The Chinese, who have been innovators in so many areas, are now revealed to have formalized the BFF relationship as long ago as 1839. In Hunan, when two women were Best Friends Forever, they were laotong. This was a relationship that could begin with the agreement of their parents before birth, and persist independent of marriage, children or the changing fortunes of life. It is at the heart of Lisa See's period best-seller Snow Flower and the Secret Fan, and has inspired a film that carries the concept into the present day.

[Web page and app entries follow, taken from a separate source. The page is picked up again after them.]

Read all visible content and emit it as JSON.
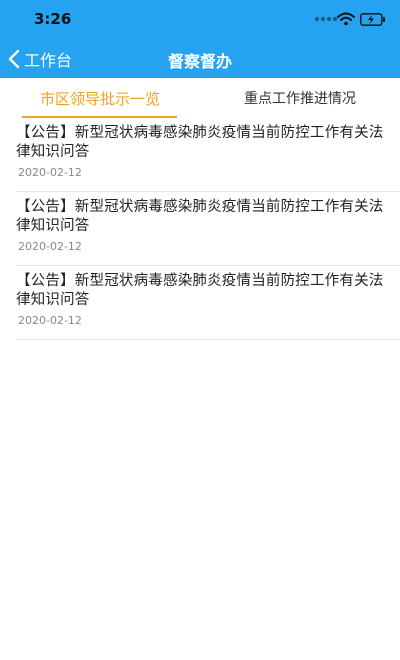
{
  "status_bar": {
    "time": "3:26",
    "icons": [
      "signal-dots-icon",
      "wifi-icon",
      "battery-charging-icon"
    ]
  },
  "nav": {
    "back_label": "工作台",
    "back_icon": "chevron-left-icon",
    "title": "督察督办"
  },
  "colors": {
    "primary": "#26a3f0",
    "accent": "#f0a31f"
  },
  "tabs": [
    {
      "label": "市区领导批示一览",
      "active": true
    },
    {
      "label": "重点工作推进情况",
      "active": false
    }
  ],
  "items": [
    {
      "title": "【公告】新型冠状病毒感染肺炎疫情当前防控工作有关法律知识问答",
      "date": "2020-02-12"
    },
    {
      "title": "【公告】新型冠状病毒感染肺炎疫情当前防控工作有关法律知识问答",
      "date": "2020-02-12"
    },
    {
      "title": "【公告】新型冠状病毒感染肺炎疫情当前防控工作有关法律知识问答",
      "date": "2020-02-12"
    }
  ]
}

Whether laotong represents empowerment or weakness for women is a good question. In the film's period story, parents link their daughters so that both will have someone to depend on in a world run by men. In a parallel story set in modern day, Sophia (Gianna Jun) and Lily (Li Bingbing) use the concept to describe a bond that forms between them as children, becomes almost a fetish in adolescence, and then is threatened when their adult lives take different pathways. We wonder if lesbian feelings are involved; the film provokes that possibility but never addresses it.
As movies about female bonding go, "Snow Flower and the Secret Fan" is thin tea. Soppy and sentimental, it evokes "Divine Secrets of the Ya-Ya Sisterhood" without improving on it. More of "Fried Green Tomatoes" would have been preferable. The story opens in modern Shanghai, where we meet Lily, an upward-bound executive, and Sophia, who has abandoned her own career path. After a traffic accident, Sophia is comatose, and Lily abandons an important trip to New York to be at her bedside.

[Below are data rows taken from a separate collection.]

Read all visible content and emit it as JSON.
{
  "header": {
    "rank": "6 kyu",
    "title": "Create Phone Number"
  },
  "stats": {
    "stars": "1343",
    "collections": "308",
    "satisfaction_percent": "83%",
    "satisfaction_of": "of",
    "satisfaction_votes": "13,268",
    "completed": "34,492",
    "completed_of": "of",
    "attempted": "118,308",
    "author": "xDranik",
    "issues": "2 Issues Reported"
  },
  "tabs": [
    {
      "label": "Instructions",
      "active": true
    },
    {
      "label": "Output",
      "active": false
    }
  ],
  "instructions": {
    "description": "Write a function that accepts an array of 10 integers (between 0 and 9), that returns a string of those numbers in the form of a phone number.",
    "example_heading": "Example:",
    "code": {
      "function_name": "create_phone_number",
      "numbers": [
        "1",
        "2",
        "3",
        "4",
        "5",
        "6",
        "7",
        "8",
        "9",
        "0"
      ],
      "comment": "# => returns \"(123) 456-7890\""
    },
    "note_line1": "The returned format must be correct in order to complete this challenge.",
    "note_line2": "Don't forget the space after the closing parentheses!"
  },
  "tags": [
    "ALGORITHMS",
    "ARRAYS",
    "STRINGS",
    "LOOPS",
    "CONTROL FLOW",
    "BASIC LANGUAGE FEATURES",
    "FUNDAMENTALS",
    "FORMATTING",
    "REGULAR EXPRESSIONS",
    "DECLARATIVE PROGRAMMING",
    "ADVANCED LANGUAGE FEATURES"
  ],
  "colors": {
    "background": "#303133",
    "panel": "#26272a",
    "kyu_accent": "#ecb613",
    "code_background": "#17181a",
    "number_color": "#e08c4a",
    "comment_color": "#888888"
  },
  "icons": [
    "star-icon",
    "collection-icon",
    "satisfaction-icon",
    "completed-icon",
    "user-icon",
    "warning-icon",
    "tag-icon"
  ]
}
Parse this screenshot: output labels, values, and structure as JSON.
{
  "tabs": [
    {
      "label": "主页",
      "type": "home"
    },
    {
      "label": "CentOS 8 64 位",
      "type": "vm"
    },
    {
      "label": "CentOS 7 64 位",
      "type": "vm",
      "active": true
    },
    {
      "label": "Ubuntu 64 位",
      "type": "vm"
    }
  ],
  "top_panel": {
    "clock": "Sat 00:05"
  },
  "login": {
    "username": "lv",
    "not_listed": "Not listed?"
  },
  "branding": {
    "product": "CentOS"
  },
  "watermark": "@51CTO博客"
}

She discovers the manuscript of Sophia's novel, which involves a 19th century laotong between Snow Flower (also played by Gianna Jun) and Nina (also Li Bingbing). Snow Flower was subjected to the cruel practice of foot binding, which in crippling her, won her a desirable husband. Nina stood by her side. Despite a class difference and Nina's Korean heritage, their families sealed the laotong pact because, apparently, their astrological signs were in such close harmony.
I haven't read the novel by See, but it takes place entirely in the past. Director Wayne Wang and his screenwriters have invented the parallel modern story, and cut back and forth between the two. This isn't persuasive, because in the 19th century, laotong was apparently an embedded social custom and a survival tool, and in the 21st it seems--well, about as momentous as being someone's BFF. Oprah and Gayle, meet Sophia and Lily.

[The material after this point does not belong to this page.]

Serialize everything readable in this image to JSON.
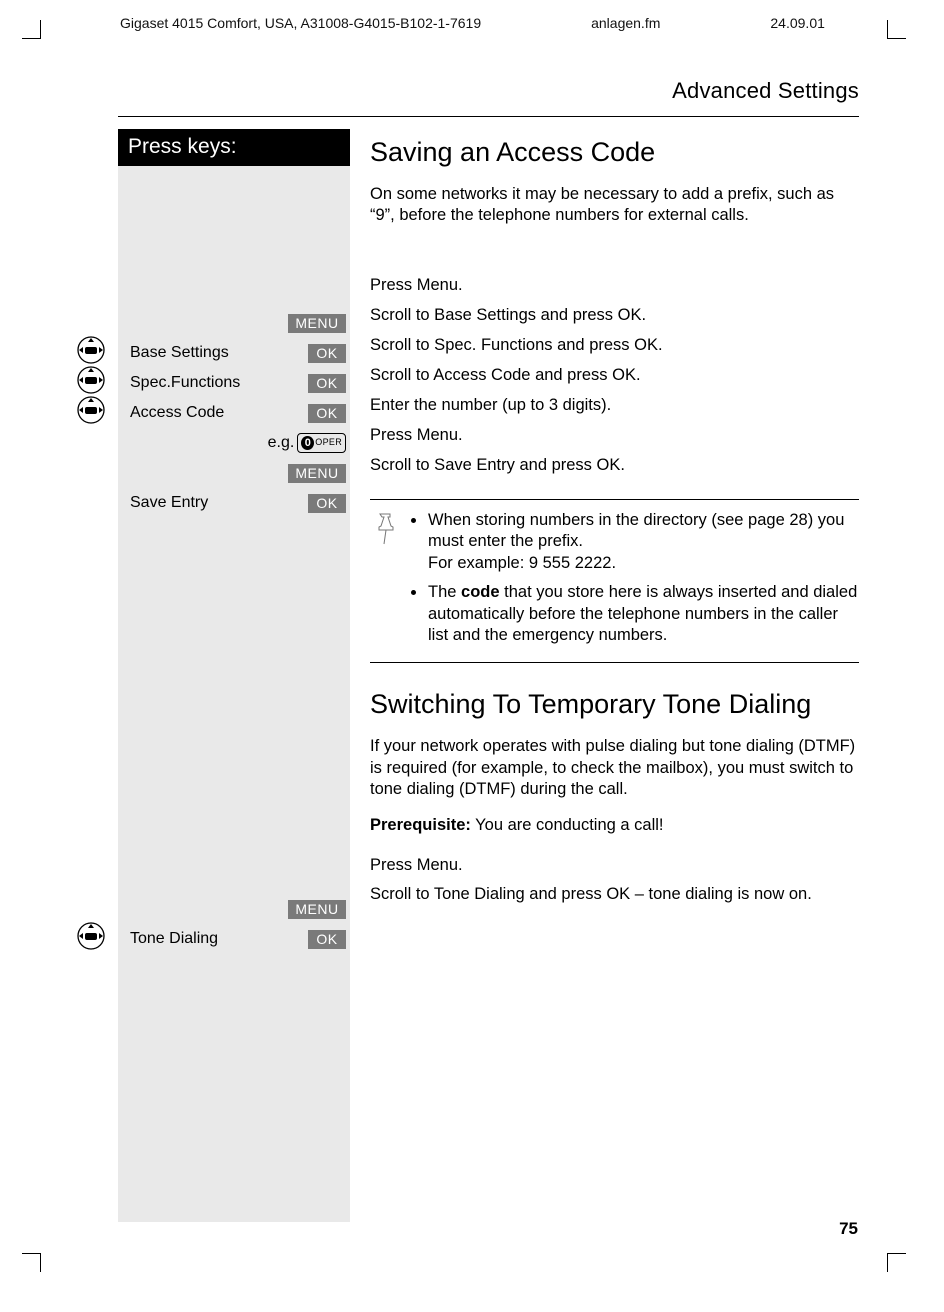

Wayne Wang made the best Western film I've seen about friendship between Asian women, "The Joy Luck Club." Now he has made the most soporific. Both stories here suffer by focusing more on laotong than on the actual lives of the women, as if their bond transcended daily experience and was more like a vow taken by a nun or monk. Men are entirely secondary, and that conspicuously includes an inexplicable character played by Hugh Jackman, who becomes Sophia's mere BF.
The film has been scored with music too sweet and saccharine, insisting on how bittersweet everything is, when in fact the storytelling seems to find it all rather lovely. Tragic, perhaps, but lovely. Nor am I sure what parallels to draw between the two stories, other than that the earlier functions as a fiction created by Sophia to idealize her closeness to Lily. Apparently Lisa See considered it adequate on its own terms.
We in the West tend to view China through eyes much influenced by art. Today's China is no more comparable to Hunan Province in 1839 as today's Texas is comparable to the time of the Alamo. By running the stories in parallel, Wang's approach causes needless interruptions in both and makes it difficult to tell two stories that are, after all, separate. Presumably the connection is that Sophia sees her novel as representing her friendship with Lily. The need to tell the two stories in 103 minutes leads to some vagueness. I am no more sure than Lily is why Sophia acted to forfeit her education and professional future. She is the film's most intriguing character, and I wanted more.
I believe, however, that some audience members will admire this film specifically because of what I've referred to as soppy and sentimental. The actresses are evocative, and Wang sees them sympathetically. The visuals are too pretty for me but not for everyone. The music, lushly arranged, will find fans. There was one detail I found fascinating: during the Hunan period, laotong pals could communicate in a written language only they understood. I suppose this is true, and if it is, why hasn't that become better known?